Records to use:
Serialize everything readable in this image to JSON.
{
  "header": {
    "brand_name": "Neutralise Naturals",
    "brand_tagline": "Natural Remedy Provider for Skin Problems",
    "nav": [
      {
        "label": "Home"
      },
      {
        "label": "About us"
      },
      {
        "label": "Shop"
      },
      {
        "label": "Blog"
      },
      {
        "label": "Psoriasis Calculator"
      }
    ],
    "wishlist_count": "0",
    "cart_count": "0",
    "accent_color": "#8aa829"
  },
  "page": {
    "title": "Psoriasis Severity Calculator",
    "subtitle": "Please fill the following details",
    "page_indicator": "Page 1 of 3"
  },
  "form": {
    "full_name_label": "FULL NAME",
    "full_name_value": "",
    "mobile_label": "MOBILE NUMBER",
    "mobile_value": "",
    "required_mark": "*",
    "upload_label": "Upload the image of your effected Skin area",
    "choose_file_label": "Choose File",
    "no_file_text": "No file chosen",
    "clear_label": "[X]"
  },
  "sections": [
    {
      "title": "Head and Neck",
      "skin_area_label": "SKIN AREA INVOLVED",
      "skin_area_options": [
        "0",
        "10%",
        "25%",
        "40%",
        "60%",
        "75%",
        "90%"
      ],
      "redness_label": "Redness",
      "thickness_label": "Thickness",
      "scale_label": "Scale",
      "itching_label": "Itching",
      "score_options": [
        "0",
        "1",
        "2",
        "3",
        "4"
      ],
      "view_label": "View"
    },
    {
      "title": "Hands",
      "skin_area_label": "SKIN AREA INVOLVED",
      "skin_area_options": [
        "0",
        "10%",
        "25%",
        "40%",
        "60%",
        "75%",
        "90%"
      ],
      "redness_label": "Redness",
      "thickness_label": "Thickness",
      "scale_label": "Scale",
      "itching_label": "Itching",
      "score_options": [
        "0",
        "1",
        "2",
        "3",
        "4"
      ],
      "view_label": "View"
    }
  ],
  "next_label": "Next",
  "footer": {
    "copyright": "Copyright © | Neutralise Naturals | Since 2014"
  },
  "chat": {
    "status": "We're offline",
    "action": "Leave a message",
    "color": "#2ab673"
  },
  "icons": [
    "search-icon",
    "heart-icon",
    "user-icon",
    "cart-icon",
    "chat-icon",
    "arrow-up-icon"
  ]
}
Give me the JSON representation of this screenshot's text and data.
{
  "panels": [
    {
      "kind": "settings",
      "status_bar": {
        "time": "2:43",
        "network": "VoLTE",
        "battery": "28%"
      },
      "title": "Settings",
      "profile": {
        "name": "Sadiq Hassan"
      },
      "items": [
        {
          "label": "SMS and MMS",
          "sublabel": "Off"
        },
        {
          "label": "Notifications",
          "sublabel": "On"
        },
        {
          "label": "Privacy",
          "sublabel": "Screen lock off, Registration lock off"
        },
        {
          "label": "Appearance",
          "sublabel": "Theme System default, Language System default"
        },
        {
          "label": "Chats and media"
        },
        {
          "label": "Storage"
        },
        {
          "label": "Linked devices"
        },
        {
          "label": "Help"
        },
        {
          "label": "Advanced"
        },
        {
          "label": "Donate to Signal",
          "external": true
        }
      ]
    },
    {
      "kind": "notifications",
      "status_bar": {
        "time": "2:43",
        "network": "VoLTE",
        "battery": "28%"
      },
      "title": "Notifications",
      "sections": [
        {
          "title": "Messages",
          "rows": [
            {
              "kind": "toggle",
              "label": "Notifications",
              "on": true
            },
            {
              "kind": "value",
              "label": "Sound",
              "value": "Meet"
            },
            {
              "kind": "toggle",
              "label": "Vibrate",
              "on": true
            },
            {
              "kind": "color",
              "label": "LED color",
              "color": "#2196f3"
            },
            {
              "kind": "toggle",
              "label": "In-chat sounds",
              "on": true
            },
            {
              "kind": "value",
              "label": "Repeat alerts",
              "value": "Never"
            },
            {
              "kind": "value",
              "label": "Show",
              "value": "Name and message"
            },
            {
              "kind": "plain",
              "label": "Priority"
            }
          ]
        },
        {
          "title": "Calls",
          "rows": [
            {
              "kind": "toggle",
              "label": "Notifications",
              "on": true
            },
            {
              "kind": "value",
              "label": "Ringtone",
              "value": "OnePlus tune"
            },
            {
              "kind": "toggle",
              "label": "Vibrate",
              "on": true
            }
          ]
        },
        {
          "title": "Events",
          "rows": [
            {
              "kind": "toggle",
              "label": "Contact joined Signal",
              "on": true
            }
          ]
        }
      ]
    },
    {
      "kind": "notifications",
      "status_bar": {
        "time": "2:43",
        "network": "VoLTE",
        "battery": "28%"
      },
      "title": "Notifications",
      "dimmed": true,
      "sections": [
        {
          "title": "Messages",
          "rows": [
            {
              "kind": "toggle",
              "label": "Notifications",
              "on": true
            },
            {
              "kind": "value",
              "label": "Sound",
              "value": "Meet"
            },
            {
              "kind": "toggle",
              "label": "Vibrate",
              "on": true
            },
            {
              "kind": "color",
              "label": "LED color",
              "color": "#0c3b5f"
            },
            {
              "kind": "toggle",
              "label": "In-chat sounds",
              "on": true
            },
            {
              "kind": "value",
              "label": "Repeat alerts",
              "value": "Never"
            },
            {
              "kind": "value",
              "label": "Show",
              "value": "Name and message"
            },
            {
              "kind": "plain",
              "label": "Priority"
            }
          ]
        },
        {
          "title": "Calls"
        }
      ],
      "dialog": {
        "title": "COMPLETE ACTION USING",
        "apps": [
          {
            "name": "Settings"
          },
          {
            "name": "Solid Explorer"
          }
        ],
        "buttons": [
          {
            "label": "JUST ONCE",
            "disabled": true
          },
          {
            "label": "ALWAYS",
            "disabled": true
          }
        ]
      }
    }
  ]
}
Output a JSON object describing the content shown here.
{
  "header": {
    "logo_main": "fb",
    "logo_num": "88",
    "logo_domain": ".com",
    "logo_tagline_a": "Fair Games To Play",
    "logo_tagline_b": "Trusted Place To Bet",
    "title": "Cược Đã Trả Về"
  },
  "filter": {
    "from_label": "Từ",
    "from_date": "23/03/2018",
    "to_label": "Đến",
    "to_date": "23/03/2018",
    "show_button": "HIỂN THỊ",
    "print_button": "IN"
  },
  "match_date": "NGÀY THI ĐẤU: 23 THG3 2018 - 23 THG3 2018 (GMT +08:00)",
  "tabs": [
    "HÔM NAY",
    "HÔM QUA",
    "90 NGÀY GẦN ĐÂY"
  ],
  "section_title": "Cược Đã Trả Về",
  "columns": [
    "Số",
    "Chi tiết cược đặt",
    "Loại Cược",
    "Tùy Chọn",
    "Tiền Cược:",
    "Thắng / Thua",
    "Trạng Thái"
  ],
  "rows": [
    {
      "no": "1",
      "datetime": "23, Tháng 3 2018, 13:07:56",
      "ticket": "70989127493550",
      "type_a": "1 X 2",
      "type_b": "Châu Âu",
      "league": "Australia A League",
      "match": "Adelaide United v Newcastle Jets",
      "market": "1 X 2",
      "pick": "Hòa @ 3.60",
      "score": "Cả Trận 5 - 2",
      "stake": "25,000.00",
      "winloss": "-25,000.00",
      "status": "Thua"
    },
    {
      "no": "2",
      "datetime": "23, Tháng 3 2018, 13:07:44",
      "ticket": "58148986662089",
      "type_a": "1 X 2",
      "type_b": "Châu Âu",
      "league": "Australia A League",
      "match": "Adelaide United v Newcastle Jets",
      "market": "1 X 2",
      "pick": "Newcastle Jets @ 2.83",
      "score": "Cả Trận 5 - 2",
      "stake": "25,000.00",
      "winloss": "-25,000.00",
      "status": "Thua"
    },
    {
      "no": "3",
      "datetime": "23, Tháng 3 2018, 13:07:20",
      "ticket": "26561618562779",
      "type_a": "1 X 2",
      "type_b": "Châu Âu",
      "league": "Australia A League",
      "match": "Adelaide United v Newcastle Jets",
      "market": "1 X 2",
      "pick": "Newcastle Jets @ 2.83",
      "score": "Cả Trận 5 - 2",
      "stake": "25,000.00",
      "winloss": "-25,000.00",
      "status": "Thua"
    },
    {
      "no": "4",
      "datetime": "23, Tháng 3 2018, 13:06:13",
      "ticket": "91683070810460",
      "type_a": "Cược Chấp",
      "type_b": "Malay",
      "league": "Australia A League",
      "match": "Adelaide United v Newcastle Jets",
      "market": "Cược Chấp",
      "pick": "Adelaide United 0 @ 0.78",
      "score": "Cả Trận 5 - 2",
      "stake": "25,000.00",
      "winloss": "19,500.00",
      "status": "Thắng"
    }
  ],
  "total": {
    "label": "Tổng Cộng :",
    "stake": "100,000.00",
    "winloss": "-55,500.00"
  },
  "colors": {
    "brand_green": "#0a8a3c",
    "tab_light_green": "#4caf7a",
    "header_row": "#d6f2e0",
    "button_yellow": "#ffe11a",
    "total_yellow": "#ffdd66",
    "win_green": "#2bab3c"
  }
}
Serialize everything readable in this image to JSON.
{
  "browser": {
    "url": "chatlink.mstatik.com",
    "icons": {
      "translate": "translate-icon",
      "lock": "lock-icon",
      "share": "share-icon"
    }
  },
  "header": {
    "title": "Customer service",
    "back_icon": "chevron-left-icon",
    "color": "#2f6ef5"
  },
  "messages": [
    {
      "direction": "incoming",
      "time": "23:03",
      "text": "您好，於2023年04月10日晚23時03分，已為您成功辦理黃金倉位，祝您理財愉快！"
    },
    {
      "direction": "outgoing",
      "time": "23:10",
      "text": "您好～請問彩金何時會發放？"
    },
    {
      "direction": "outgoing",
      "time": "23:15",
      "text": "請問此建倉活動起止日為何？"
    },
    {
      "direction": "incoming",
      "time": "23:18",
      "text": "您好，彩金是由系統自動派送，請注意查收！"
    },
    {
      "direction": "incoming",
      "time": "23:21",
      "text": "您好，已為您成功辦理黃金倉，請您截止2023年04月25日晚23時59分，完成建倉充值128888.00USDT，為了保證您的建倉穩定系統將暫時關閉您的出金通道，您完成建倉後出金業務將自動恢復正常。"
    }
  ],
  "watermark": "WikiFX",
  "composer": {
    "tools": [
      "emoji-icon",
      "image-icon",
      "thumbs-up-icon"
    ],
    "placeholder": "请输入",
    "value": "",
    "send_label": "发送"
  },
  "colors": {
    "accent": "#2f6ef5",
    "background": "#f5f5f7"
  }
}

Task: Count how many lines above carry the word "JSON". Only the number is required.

Task output: 4